Margaret Duckhorn Helped Make California Merlot a Hit
  + stars: | 2022-12-04 | by ( James R. Hagerty | ) www.wsj.com   time to read: 1 min
Margaret Duckhorn was a school nurse before she and her husband, Dan Duckhorn, founded a Napa Valley winery in 1976. His background was in banking and venture capital. At a time when other vintners tended to see Merlot as a supporting-cast grape to be blended into Cabernet Sauvignon, the Duckhorns thought it could star on its own as a varietal wine. Mr. Duckhorn had sampled Merlots in the Pomerol region of Bordeaux, France. He appreciated their softness and velvety character.
John Palmour Changed Recipe for Making Microchips
  + stars: | 2022-12-04 | by ( James R. Hagerty | ) www.wsj.com   time to read: 1 min
As a graduate student in materials science in the early 1980s, John Palmour took a chance on an unproven way to make semiconductors, substituting silicon carbide for the usual pure silicon. Silicon carbide had long been seen as a promising chip material, especially in applications involving lots of power and heat. The rub was that it was hard to avoid defects in the tricky process of growing silicon carbide crystals. Because the material is extremely hard, it also was difficult to slice into the required sizes.
John Y. Brown Jr. Helped Col. Sanders Make KFC a Giant
  + stars: | 2022-11-29 | by ( James R. Hagerty | ) www.wsj.com   time to read: 1 min
While studying law at the University of Kentucky in the late 1950s, John Y. Brown Jr. sold encyclopedias door to door and sometimes earned $500 in a weekend. It was the best training he ever had, he said later. As chief executive and part owner of Kentucky Fried Chicken in the 1960s, Mr. Brown continued to dazzle with his salesmanship as the chain grew from a small operation into an international franchising giant. As governor, he promoted Kentucky as a paradise for business.
After completing his doctoral studies in social relations at Harvard in 1960, Michael Maccoby drove a rusty Ford to Cuernavaca, Mexico, to help the psychoanalyst and philosopher Erich Fromm conduct research on the motivations of people in farming villages. They worked together for eight years and produced a book, “Social Character in a Mexican Village.”It could have been the prelude to an academic career.
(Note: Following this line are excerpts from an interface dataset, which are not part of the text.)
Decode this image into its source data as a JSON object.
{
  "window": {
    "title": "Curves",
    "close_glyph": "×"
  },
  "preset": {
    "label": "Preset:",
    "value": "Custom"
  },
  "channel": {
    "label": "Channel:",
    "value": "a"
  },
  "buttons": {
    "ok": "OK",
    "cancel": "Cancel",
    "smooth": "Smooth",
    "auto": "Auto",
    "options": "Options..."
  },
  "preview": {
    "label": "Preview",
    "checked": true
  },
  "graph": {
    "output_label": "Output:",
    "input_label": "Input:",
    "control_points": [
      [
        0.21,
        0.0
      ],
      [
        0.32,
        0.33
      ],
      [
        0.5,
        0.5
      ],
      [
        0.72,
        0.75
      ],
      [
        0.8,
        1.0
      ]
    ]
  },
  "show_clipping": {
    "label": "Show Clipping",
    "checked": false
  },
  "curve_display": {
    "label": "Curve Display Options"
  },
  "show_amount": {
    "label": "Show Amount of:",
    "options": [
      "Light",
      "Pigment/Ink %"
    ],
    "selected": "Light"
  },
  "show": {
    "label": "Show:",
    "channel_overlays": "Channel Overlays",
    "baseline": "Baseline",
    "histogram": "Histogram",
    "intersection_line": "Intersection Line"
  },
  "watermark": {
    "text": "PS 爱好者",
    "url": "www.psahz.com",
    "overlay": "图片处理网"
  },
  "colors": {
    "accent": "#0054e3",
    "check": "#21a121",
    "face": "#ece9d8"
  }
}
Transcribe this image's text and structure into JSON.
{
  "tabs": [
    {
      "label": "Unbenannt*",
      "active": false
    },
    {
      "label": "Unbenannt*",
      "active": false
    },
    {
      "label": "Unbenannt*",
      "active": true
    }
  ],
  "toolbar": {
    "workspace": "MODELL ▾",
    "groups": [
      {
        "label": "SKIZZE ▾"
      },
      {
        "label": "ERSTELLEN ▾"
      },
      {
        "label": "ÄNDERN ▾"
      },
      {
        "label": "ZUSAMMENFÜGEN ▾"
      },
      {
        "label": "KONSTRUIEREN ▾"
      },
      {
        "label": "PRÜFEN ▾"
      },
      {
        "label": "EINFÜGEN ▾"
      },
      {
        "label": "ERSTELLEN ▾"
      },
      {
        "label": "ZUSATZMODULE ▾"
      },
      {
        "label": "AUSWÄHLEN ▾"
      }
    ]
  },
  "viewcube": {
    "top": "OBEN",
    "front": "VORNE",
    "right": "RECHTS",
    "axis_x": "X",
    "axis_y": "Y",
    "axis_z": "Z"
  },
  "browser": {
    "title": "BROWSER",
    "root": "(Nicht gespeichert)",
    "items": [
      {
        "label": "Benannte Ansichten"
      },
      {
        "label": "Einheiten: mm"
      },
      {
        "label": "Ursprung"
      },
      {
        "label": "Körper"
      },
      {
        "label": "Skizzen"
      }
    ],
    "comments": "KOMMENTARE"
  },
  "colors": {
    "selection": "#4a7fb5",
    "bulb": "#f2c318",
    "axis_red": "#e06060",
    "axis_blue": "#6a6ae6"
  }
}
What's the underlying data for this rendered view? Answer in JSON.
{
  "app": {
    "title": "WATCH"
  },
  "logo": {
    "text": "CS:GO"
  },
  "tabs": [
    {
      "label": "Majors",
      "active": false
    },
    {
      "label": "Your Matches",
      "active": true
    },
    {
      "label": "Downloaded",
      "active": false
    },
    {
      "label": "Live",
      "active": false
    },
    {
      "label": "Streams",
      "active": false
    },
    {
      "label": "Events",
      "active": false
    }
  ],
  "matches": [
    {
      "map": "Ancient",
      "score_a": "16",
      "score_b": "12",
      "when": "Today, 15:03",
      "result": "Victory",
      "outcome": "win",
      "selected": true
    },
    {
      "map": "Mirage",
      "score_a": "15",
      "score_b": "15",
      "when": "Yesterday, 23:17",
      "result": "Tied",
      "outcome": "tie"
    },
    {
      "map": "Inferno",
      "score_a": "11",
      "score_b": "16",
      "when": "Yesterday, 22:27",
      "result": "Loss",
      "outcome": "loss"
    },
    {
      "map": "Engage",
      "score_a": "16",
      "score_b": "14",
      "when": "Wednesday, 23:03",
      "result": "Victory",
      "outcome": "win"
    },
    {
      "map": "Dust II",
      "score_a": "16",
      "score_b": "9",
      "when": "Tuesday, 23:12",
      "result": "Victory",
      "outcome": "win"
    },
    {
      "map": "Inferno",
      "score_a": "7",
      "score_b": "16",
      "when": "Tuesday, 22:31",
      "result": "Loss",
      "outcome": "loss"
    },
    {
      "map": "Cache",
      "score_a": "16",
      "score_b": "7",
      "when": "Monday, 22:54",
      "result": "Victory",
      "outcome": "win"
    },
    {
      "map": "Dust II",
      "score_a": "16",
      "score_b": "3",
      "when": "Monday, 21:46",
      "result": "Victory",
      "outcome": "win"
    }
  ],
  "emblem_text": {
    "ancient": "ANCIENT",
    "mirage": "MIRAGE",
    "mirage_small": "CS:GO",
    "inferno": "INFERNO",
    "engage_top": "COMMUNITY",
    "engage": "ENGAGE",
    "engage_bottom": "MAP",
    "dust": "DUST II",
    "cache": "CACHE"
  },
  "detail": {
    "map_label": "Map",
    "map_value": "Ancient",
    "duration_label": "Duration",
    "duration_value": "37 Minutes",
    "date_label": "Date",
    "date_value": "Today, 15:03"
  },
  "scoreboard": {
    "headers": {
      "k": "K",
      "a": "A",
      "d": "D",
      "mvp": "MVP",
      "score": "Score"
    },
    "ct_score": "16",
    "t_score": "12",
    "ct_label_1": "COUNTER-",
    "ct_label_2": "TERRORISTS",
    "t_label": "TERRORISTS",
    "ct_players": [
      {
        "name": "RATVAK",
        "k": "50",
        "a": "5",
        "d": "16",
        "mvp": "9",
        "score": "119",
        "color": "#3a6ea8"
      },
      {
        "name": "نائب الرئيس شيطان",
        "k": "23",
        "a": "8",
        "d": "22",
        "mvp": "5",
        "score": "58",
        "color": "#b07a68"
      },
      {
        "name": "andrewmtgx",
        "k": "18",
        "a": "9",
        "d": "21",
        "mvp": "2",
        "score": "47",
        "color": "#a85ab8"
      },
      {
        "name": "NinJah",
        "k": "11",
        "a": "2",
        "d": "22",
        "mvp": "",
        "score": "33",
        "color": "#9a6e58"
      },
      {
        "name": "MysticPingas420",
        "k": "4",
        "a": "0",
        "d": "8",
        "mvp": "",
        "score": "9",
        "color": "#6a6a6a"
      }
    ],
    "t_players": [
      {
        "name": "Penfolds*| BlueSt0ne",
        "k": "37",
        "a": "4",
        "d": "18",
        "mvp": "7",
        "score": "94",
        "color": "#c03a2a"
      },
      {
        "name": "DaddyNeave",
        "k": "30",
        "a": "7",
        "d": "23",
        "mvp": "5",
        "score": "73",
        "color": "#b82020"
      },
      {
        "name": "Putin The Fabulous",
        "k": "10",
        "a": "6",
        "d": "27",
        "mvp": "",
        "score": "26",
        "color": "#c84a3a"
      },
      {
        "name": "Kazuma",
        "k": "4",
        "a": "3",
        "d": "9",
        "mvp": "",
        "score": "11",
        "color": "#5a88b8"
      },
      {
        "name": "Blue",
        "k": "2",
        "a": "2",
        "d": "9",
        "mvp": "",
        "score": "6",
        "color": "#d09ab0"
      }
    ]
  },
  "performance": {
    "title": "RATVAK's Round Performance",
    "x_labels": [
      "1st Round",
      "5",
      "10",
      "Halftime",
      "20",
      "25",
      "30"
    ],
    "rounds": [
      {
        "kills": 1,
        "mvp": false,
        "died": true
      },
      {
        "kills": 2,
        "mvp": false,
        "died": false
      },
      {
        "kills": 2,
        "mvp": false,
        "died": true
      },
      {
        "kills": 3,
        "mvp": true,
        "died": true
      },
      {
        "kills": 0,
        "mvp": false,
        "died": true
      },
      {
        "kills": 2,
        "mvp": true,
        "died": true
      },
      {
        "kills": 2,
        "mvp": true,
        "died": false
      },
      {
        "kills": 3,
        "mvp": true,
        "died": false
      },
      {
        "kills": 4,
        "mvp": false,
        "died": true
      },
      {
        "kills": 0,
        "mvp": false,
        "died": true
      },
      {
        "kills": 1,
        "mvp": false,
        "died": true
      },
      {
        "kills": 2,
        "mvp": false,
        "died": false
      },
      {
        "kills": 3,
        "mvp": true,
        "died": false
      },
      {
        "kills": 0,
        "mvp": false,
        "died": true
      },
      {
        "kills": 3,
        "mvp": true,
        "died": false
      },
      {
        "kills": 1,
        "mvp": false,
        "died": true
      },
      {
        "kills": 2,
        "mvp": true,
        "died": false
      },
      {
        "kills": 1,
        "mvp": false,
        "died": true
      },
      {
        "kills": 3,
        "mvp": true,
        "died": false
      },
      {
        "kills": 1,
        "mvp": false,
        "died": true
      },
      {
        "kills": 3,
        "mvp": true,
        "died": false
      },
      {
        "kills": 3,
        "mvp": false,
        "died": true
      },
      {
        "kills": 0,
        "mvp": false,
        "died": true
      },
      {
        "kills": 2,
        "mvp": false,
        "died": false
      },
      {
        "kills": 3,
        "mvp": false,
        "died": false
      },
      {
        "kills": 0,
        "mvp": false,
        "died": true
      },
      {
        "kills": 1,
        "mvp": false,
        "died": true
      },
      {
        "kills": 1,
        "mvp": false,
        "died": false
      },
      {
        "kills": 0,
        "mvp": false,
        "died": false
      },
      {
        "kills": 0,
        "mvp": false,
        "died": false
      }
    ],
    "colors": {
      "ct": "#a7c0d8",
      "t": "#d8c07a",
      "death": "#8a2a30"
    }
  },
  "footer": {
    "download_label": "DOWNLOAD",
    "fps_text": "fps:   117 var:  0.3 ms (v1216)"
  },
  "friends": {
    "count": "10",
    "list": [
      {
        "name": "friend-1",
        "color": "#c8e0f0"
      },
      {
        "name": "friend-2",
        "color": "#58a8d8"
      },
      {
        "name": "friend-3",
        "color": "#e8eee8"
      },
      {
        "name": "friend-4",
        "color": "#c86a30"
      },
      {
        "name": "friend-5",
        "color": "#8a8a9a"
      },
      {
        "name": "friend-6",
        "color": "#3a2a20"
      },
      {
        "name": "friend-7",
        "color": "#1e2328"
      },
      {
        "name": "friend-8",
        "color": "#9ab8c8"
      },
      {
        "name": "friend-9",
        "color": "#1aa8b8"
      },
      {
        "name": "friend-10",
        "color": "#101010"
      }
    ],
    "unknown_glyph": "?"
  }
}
Instead, Dr. Maccoby pursued his field work in factories and corporate suites, applying what he had learned from psychology, sociology and anthropology to management consulting and books for general readers, including “Strategic Intelligence” and “The Productive Narcissist.” He advised companies and government agencies on leadership and motivation of employees.
Total: 25